# AVAILABLE RECORDS

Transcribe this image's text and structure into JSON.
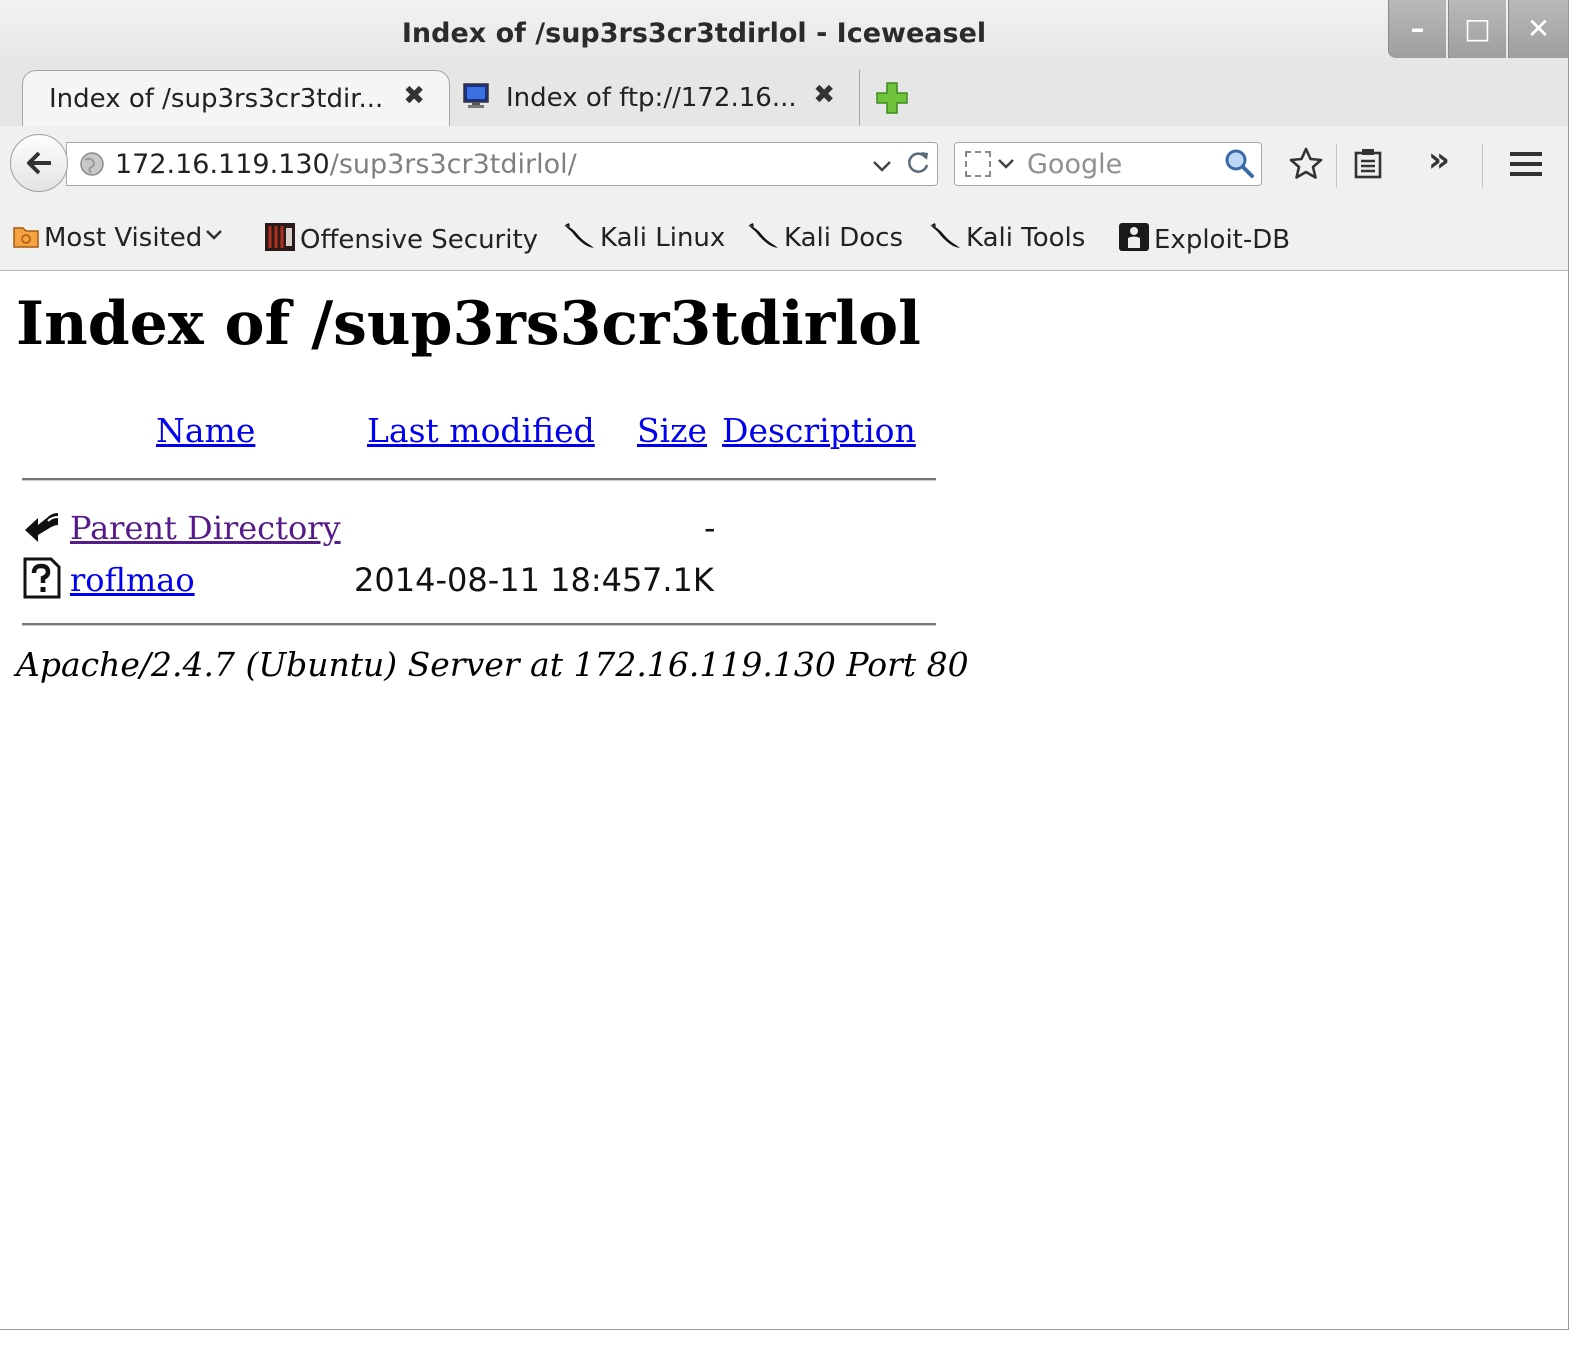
{
  "window": {
    "title": "Index of /sup3rs3cr3tdirlol - Iceweasel",
    "controls": {
      "minimize": "–",
      "maximize": "□",
      "close": "✕"
    }
  },
  "tabs": [
    {
      "label": "Index of /sup3rs3cr3tdir...",
      "close": "✖",
      "active": true
    },
    {
      "label": "Index of ftp://172.16...",
      "close": "✖",
      "active": false
    }
  ],
  "navbar": {
    "url_host": "172.16.119.130",
    "url_path": "/sup3rs3cr3tdirlol/",
    "search_placeholder": "Google",
    "overflow": "»"
  },
  "bookmarks": [
    {
      "label": "Most Visited",
      "icon": "folder-icon",
      "dropdown": true
    },
    {
      "label": "Offensive Security",
      "icon": "offsec-icon"
    },
    {
      "label": "Kali Linux",
      "icon": "kali-dragon-icon"
    },
    {
      "label": "Kali Docs",
      "icon": "kali-dragon-icon"
    },
    {
      "label": "Kali Tools",
      "icon": "kali-dragon-icon"
    },
    {
      "label": "Exploit-DB",
      "icon": "exploitdb-icon"
    }
  ],
  "page": {
    "heading": "Index of /sup3rs3cr3tdirlol",
    "columns": {
      "name": "Name",
      "last_modified": "Last modified",
      "size": "Size",
      "description": "Description"
    },
    "rows": [
      {
        "name": "Parent Directory",
        "modified": "",
        "size": "-",
        "icon": "back-arrow-icon"
      },
      {
        "name": "roflmao",
        "modified": "2014-08-11 18:45",
        "size": "7.1K",
        "icon": "unknown-file-icon"
      }
    ],
    "address": "Apache/2.4.7 (Ubuntu) Server at 172.16.119.130 Port 80"
  },
  "colors": {
    "link": "#0000ee",
    "visited_link": "#551a8b",
    "chrome_bg": "#f0f0f0"
  }
}
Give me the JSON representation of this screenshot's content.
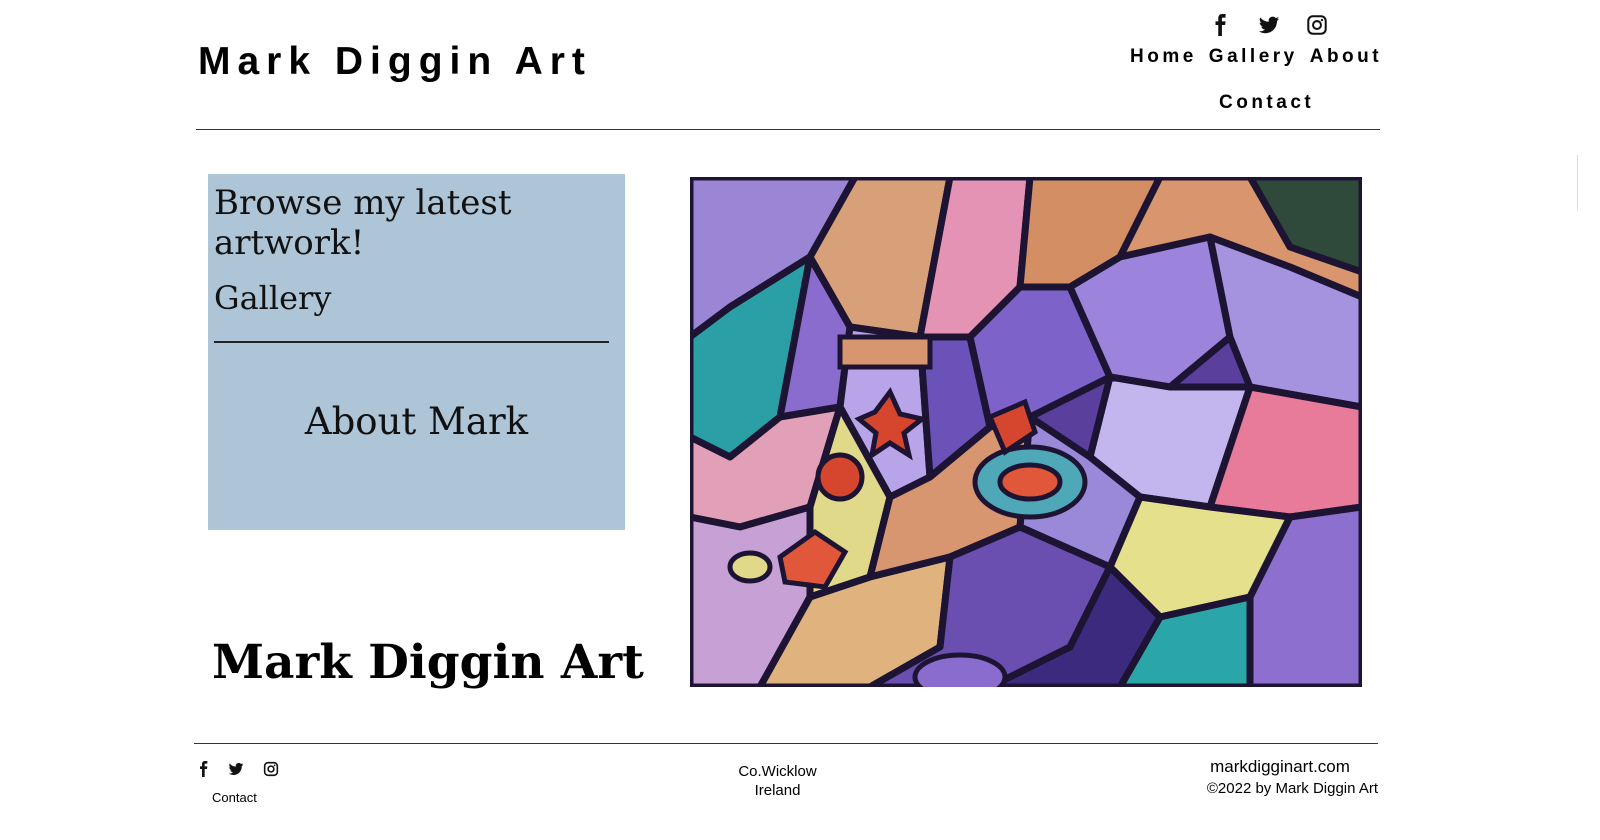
{
  "header": {
    "site_title": "Mark Diggin Art",
    "social": [
      {
        "icon": "facebook-icon"
      },
      {
        "icon": "twitter-icon"
      },
      {
        "icon": "instagram-icon"
      }
    ],
    "nav": [
      "Home",
      "Gallery",
      "About",
      "Contact"
    ]
  },
  "panel": {
    "heading": "Browse my latest artwork!",
    "gallery_link": "Gallery",
    "about_link": "About Mark",
    "background": "#adc5d7"
  },
  "main": {
    "big_title": "Mark Diggin Art",
    "artwork_alt": ""
  },
  "footer": {
    "social": [
      {
        "icon": "facebook-icon"
      },
      {
        "icon": "twitter-icon"
      },
      {
        "icon": "instagram-icon"
      }
    ],
    "contact_link": "Contact",
    "location_line1": "Co.Wicklow",
    "location_line2": "Ireland",
    "website": "markdigginart.com",
    "copyright": "©2022 by Mark Diggin Art"
  }
}
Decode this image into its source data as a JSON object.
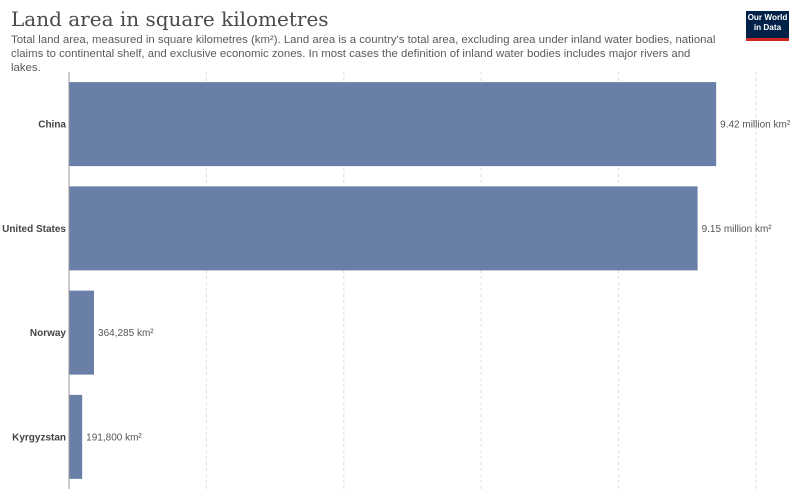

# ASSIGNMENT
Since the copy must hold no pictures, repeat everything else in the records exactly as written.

# ANSWER TO THE EXERCISE
Transcribe this image's text and structure into JSON.
{
  "window": {
    "title": "Index of /sup3rs3cr3tdirlol - Iceweasel",
    "controls": {
      "minimize": "–",
      "maximize": "□",
      "close": "✕"
    }
  },
  "tabs": [
    {
      "label": "Index of /sup3rs3cr3tdir...",
      "close": "✖",
      "active": true
    },
    {
      "label": "Index of ftp://172.16...",
      "close": "✖",
      "active": false
    }
  ],
  "navbar": {
    "url_host": "172.16.119.130",
    "url_path": "/sup3rs3cr3tdirlol/",
    "search_placeholder": "Google",
    "overflow": "»"
  },
  "bookmarks": [
    {
      "label": "Most Visited",
      "icon": "folder-icon",
      "dropdown": true
    },
    {
      "label": "Offensive Security",
      "icon": "offsec-icon"
    },
    {
      "label": "Kali Linux",
      "icon": "kali-dragon-icon"
    },
    {
      "label": "Kali Docs",
      "icon": "kali-dragon-icon"
    },
    {
      "label": "Kali Tools",
      "icon": "kali-dragon-icon"
    },
    {
      "label": "Exploit-DB",
      "icon": "exploitdb-icon"
    }
  ],
  "page": {
    "heading": "Index of /sup3rs3cr3tdirlol",
    "columns": {
      "name": "Name",
      "last_modified": "Last modified",
      "size": "Size",
      "description": "Description"
    },
    "rows": [
      {
        "name": "Parent Directory",
        "modified": "",
        "size": "-",
        "icon": "back-arrow-icon"
      },
      {
        "name": "roflmao",
        "modified": "2014-08-11 18:45",
        "size": "7.1K",
        "icon": "unknown-file-icon"
      }
    ],
    "address": "Apache/2.4.7 (Ubuntu) Server at 172.16.119.130 Port 80"
  },
  "colors": {
    "link": "#0000ee",
    "visited_link": "#551a8b",
    "chrome_bg": "#f0f0f0"
  }
}
Give me the JSON representation of this screenshot's content.
{
  "header": {
    "site_title": "Mark Diggin Art",
    "social": [
      {
        "icon": "facebook-icon"
      },
      {
        "icon": "twitter-icon"
      },
      {
        "icon": "instagram-icon"
      }
    ],
    "nav": [
      "Home",
      "Gallery",
      "About",
      "Contact"
    ]
  },
  "panel": {
    "heading": "Browse my latest artwork!",
    "gallery_link": "Gallery",
    "about_link": "About Mark",
    "background": "#adc5d7"
  },
  "main": {
    "big_title": "Mark Diggin Art",
    "artwork_alt": ""
  },
  "footer": {
    "social": [
      {
        "icon": "facebook-icon"
      },
      {
        "icon": "twitter-icon"
      },
      {
        "icon": "instagram-icon"
      }
    ],
    "contact_link": "Contact",
    "location_line1": "Co.Wicklow",
    "location_line2": "Ireland",
    "website": "markdigginart.com",
    "copyright": "©2022 by Mark Diggin Art"
  }
}
Decode this image into its source data as a JSON object.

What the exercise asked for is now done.